[WORK INSTRUCTION]
For this exercise, print the records below verbatim.

[DATA EXCERPTS]
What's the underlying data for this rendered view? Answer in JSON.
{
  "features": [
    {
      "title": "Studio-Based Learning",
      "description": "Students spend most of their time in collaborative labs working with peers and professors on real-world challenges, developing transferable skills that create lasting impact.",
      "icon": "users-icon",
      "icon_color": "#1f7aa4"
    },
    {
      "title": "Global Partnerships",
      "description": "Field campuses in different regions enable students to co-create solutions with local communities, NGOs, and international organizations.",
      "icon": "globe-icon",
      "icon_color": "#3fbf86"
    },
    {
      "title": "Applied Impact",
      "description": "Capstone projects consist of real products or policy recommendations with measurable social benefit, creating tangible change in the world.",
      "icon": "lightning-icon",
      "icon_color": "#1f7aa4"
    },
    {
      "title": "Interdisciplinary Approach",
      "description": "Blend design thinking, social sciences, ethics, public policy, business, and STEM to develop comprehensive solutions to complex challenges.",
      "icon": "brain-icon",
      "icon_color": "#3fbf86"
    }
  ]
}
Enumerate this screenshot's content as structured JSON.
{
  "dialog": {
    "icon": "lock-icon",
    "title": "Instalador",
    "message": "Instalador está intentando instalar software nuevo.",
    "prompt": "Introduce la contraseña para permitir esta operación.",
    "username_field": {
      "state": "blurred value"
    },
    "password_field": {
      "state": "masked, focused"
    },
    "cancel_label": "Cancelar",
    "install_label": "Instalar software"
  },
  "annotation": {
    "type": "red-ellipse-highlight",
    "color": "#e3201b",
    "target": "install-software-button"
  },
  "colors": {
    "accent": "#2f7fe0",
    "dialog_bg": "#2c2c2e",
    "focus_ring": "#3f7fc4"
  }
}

[TASK ANSWER]
What's the underlying data for this rendered view? Answer in JSON.
{
  "features": [
    {
      "title": "Studio-Based Learning",
      "description": "Students spend most of their time in collaborative labs working with peers and professors on real-world challenges, developing transferable skills that create lasting impact.",
      "icon": "users-icon",
      "icon_color": "#1f7aa4"
    },
    {
      "title": "Global Partnerships",
      "description": "Field campuses in different regions enable students to co-create solutions with local communities, NGOs, and international organizations.",
      "icon": "globe-icon",
      "icon_color": "#3fbf86"
    },
    {
      "title": "Applied Impact",
      "description": "Capstone projects consist of real products or policy recommendations with measurable social benefit, creating tangible change in the world.",
      "icon": "lightning-icon",
      "icon_color": "#1f7aa4"
    },
    {
      "title": "Interdisciplinary Approach",
      "description": "Blend design thinking, social sciences, ethics, public policy, business, and STEM to develop comprehensive solutions to complex challenges.",
      "icon": "brain-icon",
      "icon_color": "#3fbf86"
    }
  ]
}
Enumerate this screenshot's content as structured JSON.
{
  "dialog": {
    "icon": "lock-icon",
    "title": "Instalador",
    "message": "Instalador está intentando instalar software nuevo.",
    "prompt": "Introduce la contraseña para permitir esta operación.",
    "username_field": {
      "state": "blurred value"
    },
    "password_field": {
      "state": "masked, focused"
    },
    "cancel_label": "Cancelar",
    "install_label": "Instalar software"
  },
  "annotation": {
    "type": "red-ellipse-highlight",
    "color": "#e3201b",
    "target": "install-software-button"
  },
  "colors": {
    "accent": "#2f7fe0",
    "dialog_bg": "#2c2c2e",
    "focus_ring": "#3f7fc4"
  }
}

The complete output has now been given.